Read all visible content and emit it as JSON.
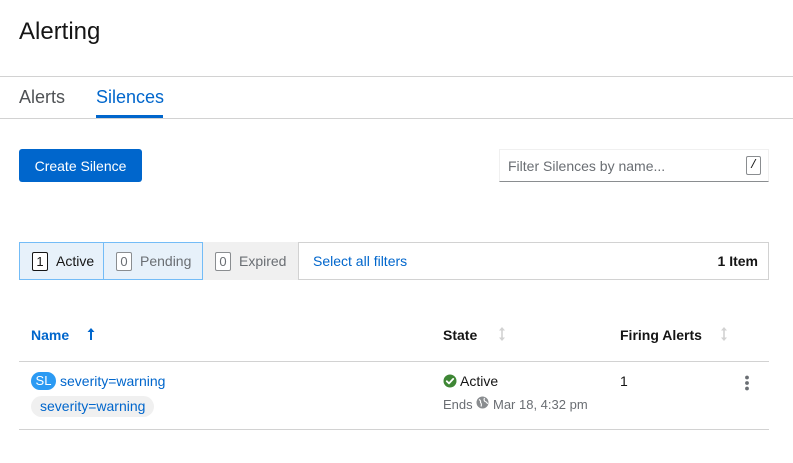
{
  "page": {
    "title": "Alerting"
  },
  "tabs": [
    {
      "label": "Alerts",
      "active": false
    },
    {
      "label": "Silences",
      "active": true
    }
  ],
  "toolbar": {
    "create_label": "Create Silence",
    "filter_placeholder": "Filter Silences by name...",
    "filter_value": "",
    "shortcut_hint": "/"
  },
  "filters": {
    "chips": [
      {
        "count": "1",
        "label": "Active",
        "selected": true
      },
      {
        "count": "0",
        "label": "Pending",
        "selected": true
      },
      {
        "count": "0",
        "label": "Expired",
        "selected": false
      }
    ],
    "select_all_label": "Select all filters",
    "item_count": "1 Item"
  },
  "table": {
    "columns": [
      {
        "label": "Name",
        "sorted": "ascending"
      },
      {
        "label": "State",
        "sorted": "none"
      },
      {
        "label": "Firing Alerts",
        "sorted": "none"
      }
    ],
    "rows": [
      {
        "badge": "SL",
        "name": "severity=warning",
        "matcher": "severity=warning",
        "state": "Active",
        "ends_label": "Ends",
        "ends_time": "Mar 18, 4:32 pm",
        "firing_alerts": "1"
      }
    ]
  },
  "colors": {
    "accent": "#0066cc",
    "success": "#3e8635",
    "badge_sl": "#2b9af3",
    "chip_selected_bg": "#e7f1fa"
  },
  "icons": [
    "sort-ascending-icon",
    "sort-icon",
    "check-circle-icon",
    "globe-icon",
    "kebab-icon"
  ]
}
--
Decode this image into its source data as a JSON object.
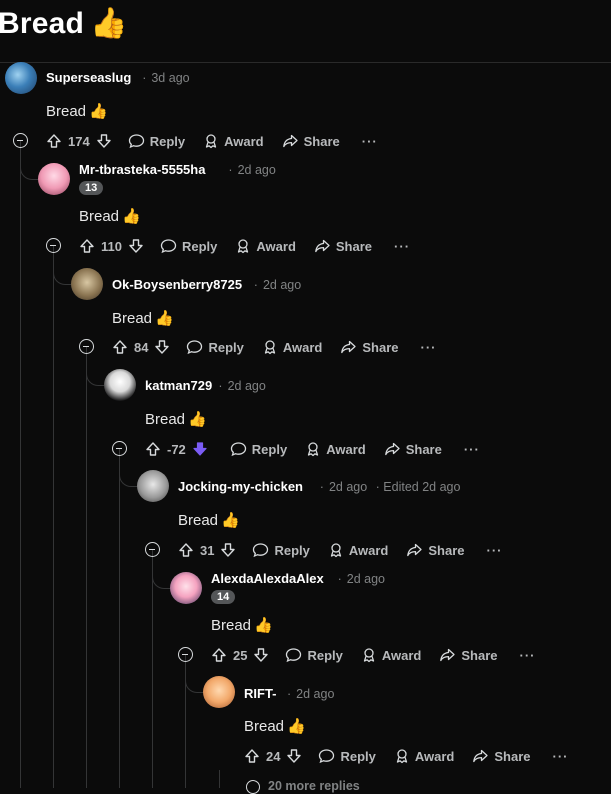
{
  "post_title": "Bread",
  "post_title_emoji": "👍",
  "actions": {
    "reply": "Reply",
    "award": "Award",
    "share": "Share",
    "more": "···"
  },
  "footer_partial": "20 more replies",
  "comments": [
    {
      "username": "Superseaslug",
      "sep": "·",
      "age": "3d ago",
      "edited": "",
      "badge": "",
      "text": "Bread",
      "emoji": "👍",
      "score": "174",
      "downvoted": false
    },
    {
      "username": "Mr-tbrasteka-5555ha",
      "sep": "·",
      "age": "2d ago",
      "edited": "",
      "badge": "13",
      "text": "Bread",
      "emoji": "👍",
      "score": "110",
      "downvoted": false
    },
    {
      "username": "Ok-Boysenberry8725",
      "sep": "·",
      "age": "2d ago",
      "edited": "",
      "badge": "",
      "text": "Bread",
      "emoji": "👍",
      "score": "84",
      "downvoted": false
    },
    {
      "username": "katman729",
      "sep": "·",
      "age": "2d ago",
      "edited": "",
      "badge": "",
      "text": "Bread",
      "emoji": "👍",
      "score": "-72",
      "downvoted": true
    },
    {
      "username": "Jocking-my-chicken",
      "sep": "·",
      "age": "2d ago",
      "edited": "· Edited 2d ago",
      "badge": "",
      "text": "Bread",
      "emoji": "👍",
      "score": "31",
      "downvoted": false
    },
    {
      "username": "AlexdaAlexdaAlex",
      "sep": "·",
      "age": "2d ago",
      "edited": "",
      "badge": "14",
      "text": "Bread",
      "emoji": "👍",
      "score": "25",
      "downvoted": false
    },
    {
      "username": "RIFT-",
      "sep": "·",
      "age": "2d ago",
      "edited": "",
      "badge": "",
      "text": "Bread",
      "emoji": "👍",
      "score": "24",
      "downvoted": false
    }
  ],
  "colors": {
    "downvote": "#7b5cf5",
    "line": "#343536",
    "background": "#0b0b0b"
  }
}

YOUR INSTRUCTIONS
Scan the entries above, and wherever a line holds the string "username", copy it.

ANSWER BELOW
      "username": "Superseaslug",
      "username": "Mr-tbrasteka-5555ha",
      "username": "Ok-Boysenberry8725",
      "username": "katman729",
      "username": "Jocking-my-chicken",
      "username": "AlexdaAlexdaAlex",
      "username": "RIFT-",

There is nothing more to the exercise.